All in all, the scientists found nearly 200 genomic regions where the bat and dolphin adaptations related to echolocation overlapped.
Continue Reading Below
“We had expected to find identical changes in maybe a dozen or so genes but to see [changes in] nearly 200 is incredible," lead author Joe Parker said in a statement. "We know natural selection is a potent driver of gene sequence evolution, but identifying so many examples where it produces nearly identical results in the genetic sequences of totally unrelated animals is astonishing."
Though dolphins and bats share many genetic changes related to echolocation, the processes aren’t identical. Dolphins produce their clicks in a special structure in their heads called phonic lips, and are focused and modulated by a fatty organ in their foreheads called the melon. Bats, on the other hand, use their vocal cords to create sounds, as most other mammals, including humans, do.
Despite their differences, the new work shows that both bats and dolphins clearly needed to make fundamental genetic changes to make the radical shift from relying on their eyes to relying on sound.
"These results could be the tip of the iceberg,” senior author Stephen Rossiter said in a statement. “As the genomes of more species are sequenced and studied, we may well see other striking cases of convergent adaptations being driven by identical genetic changes."

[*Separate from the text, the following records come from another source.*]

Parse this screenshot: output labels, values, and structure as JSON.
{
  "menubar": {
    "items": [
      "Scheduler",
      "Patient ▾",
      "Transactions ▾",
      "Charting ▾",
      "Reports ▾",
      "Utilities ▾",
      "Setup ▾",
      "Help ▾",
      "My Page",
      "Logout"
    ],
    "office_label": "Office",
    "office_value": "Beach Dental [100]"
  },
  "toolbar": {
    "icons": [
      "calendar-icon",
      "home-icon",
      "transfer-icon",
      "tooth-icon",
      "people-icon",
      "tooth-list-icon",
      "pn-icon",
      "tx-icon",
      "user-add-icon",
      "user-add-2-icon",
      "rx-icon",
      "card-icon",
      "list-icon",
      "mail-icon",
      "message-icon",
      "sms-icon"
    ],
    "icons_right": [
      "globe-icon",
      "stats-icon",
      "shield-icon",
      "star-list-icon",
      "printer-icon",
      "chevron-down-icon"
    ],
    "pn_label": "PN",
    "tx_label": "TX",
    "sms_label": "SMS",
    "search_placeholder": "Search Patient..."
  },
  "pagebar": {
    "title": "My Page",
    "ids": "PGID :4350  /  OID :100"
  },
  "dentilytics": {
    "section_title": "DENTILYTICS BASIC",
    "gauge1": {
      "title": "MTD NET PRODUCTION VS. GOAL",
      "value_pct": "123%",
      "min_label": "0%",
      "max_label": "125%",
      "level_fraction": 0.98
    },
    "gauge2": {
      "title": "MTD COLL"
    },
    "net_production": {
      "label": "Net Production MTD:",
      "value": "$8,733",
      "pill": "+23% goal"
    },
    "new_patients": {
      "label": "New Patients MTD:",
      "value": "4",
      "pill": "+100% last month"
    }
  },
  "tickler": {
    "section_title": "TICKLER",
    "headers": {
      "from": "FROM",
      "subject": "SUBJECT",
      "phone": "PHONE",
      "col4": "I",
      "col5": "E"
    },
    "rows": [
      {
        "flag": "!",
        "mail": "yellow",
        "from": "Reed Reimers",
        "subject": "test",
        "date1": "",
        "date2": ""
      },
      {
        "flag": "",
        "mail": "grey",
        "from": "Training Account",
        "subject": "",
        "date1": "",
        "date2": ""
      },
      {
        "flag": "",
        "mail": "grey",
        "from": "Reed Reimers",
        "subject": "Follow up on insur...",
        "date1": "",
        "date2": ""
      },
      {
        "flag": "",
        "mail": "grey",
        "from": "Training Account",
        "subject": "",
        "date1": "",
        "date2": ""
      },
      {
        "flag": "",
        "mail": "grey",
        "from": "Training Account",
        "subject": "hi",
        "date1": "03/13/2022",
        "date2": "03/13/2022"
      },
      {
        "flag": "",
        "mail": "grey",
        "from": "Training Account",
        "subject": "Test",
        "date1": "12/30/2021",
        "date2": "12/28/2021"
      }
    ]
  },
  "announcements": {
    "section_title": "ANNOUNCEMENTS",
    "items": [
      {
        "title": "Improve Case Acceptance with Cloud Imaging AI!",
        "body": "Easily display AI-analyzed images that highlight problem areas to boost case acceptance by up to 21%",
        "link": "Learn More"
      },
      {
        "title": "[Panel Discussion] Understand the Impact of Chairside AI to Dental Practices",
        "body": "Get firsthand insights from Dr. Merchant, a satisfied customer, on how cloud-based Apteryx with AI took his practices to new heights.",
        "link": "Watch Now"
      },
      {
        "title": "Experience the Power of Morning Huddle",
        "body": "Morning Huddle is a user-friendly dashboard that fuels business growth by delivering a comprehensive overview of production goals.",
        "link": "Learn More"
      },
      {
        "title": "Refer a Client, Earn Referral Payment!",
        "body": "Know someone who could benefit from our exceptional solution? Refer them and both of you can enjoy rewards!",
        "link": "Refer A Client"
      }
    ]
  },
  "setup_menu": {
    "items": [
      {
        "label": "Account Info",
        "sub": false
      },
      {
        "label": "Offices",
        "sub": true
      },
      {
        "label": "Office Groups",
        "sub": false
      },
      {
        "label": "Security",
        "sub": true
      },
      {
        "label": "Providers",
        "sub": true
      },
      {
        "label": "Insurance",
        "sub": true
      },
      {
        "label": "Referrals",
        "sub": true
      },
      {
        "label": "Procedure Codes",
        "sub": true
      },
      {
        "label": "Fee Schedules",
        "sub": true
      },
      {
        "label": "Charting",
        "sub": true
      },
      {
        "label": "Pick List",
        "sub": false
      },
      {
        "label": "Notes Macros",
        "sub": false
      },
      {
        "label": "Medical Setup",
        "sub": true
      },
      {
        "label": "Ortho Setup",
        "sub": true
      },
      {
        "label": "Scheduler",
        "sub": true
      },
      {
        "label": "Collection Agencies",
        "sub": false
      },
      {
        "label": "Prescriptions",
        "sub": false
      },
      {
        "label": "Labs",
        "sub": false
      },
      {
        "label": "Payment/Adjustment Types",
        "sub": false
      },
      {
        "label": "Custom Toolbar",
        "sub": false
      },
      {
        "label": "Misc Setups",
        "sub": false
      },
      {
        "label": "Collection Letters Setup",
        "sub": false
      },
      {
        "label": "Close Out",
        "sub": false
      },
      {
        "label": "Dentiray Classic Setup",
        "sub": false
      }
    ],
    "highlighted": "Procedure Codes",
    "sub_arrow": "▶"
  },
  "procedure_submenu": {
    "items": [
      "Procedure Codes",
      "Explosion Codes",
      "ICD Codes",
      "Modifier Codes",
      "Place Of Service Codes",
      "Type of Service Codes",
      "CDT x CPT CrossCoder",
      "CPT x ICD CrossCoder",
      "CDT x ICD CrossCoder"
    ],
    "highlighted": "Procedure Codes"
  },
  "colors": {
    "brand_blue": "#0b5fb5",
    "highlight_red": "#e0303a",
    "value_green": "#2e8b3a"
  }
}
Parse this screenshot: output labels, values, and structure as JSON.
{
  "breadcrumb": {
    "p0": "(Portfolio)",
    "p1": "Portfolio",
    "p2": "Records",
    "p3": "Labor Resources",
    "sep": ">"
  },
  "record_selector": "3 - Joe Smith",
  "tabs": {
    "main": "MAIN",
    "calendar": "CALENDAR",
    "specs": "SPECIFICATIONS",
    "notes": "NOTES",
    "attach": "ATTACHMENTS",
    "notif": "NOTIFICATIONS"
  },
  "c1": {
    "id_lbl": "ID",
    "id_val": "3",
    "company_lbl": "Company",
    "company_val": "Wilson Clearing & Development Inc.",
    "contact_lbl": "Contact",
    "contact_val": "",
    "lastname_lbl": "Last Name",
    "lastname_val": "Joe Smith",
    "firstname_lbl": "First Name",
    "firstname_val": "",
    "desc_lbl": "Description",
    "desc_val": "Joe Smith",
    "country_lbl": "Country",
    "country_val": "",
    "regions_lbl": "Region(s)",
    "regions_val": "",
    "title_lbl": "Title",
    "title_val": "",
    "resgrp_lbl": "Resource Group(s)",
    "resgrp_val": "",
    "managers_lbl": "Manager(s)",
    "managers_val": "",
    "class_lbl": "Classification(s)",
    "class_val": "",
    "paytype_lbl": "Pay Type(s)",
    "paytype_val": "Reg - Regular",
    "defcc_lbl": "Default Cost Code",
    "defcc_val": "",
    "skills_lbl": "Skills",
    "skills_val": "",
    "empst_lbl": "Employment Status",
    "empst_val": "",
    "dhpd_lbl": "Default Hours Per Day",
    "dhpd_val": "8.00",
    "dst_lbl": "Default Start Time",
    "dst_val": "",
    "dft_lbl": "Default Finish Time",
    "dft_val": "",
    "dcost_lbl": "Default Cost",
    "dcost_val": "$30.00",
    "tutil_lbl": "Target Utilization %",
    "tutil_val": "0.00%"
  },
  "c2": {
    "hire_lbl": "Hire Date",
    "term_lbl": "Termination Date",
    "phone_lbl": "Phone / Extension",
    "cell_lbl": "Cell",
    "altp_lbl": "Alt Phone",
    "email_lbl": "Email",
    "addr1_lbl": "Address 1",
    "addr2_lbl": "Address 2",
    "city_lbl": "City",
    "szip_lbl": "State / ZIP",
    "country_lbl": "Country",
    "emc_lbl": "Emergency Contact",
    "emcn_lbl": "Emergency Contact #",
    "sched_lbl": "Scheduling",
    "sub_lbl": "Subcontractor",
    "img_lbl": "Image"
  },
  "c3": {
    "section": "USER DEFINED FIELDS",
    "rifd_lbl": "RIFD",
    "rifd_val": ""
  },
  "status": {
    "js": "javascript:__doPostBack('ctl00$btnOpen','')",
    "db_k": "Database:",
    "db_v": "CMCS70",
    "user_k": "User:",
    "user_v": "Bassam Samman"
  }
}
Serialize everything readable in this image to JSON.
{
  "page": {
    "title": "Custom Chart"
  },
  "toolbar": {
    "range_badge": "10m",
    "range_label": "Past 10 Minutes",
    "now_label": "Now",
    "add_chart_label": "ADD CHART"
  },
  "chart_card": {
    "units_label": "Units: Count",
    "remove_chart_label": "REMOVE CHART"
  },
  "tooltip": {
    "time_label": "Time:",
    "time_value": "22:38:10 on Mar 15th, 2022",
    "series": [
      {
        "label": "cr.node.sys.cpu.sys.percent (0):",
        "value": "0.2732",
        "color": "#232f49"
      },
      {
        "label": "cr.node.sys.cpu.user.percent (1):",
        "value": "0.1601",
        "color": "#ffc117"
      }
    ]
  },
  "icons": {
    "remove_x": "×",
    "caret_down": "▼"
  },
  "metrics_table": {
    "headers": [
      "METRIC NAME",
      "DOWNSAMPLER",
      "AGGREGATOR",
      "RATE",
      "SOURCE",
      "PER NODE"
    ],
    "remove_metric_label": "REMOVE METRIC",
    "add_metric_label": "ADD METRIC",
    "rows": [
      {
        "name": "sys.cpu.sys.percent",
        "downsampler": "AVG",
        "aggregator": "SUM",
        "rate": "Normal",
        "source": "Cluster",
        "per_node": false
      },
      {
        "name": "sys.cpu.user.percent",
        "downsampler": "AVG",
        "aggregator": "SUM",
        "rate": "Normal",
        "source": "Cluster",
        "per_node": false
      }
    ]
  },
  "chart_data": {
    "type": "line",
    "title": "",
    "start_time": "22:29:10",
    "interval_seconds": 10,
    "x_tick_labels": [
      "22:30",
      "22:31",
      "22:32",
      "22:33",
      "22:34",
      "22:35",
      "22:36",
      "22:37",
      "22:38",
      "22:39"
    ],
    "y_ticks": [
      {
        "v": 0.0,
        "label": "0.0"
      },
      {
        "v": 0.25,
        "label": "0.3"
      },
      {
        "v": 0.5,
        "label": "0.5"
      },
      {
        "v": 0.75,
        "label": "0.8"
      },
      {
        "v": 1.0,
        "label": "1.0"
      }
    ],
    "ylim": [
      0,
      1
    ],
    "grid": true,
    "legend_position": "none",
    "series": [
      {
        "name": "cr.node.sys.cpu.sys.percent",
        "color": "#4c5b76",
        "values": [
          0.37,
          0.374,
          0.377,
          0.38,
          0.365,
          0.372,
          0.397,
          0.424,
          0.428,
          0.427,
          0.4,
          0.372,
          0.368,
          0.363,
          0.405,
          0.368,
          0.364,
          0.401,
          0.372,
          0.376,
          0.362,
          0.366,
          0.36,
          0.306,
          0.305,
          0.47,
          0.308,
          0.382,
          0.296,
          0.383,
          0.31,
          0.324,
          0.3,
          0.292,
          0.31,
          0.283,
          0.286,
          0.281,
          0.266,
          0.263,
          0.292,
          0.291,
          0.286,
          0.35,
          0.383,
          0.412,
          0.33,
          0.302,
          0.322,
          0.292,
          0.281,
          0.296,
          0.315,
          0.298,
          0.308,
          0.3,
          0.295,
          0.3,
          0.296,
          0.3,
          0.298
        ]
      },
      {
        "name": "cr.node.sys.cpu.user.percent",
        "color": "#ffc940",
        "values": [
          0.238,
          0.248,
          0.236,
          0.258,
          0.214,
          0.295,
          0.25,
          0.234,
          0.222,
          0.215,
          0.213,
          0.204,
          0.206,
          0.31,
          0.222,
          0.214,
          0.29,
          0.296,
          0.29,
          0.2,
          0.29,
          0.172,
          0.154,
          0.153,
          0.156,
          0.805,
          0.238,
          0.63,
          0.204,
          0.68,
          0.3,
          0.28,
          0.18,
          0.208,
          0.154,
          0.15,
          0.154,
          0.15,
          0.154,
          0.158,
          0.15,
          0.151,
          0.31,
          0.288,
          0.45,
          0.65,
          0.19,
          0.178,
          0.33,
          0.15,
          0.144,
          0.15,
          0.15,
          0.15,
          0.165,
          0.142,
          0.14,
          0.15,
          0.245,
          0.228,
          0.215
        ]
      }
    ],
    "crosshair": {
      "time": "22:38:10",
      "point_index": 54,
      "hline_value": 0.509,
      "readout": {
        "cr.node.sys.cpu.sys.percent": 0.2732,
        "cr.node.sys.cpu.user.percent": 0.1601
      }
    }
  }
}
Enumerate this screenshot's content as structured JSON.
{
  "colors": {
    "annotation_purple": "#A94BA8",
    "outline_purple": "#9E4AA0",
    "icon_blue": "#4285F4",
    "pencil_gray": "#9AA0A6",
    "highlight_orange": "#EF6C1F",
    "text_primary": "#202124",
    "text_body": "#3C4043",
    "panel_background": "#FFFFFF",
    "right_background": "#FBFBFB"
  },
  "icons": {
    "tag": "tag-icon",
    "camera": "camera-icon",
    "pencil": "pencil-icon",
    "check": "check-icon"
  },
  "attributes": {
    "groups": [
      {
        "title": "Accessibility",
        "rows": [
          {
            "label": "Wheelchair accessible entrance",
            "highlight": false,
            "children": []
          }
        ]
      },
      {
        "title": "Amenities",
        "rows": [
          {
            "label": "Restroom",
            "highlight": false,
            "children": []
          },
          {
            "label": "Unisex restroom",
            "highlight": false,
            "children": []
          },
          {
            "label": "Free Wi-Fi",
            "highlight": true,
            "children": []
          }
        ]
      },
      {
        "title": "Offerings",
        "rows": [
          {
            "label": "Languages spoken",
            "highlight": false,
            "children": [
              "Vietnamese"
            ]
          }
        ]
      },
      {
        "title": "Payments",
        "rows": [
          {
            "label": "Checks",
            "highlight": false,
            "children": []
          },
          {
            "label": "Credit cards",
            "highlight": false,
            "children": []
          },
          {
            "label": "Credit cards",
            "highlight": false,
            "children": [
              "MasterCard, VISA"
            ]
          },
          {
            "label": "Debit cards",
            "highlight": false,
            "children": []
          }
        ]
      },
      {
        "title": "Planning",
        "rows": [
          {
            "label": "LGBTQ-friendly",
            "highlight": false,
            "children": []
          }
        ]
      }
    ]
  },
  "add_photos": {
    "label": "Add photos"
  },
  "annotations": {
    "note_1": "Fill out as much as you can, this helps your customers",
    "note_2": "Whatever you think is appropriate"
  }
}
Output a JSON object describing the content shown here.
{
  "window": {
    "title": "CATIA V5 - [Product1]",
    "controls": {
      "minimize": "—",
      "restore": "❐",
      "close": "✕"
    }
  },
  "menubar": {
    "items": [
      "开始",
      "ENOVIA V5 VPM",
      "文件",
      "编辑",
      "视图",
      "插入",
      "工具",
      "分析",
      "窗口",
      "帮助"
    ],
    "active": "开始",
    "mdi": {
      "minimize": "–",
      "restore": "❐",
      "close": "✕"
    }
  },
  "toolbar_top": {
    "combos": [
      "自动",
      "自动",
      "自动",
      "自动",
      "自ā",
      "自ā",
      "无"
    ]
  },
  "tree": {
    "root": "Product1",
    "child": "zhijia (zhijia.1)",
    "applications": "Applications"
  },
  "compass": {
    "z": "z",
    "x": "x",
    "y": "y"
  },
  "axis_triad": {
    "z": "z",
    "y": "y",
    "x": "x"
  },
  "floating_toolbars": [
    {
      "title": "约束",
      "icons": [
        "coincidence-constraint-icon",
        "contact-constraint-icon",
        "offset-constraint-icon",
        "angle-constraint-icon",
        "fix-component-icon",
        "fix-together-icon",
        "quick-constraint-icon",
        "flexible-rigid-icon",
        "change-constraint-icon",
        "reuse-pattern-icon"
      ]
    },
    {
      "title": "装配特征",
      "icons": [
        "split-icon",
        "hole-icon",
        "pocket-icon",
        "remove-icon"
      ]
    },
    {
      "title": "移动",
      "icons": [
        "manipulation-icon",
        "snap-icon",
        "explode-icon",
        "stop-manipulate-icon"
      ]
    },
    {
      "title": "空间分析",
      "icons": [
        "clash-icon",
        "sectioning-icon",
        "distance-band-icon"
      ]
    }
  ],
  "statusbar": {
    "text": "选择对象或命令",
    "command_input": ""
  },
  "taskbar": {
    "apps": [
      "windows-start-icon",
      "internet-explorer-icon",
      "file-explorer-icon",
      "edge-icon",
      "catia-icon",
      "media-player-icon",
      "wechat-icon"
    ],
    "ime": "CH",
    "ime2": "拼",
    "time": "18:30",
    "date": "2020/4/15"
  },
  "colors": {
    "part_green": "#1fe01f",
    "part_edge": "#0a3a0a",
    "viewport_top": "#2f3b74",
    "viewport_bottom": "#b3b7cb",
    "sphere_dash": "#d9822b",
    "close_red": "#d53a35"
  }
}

SOURCE: Parker et al. “Genome-wide signatures of convergent evolution in echolocating mammals.” Nature published 4 September 2013.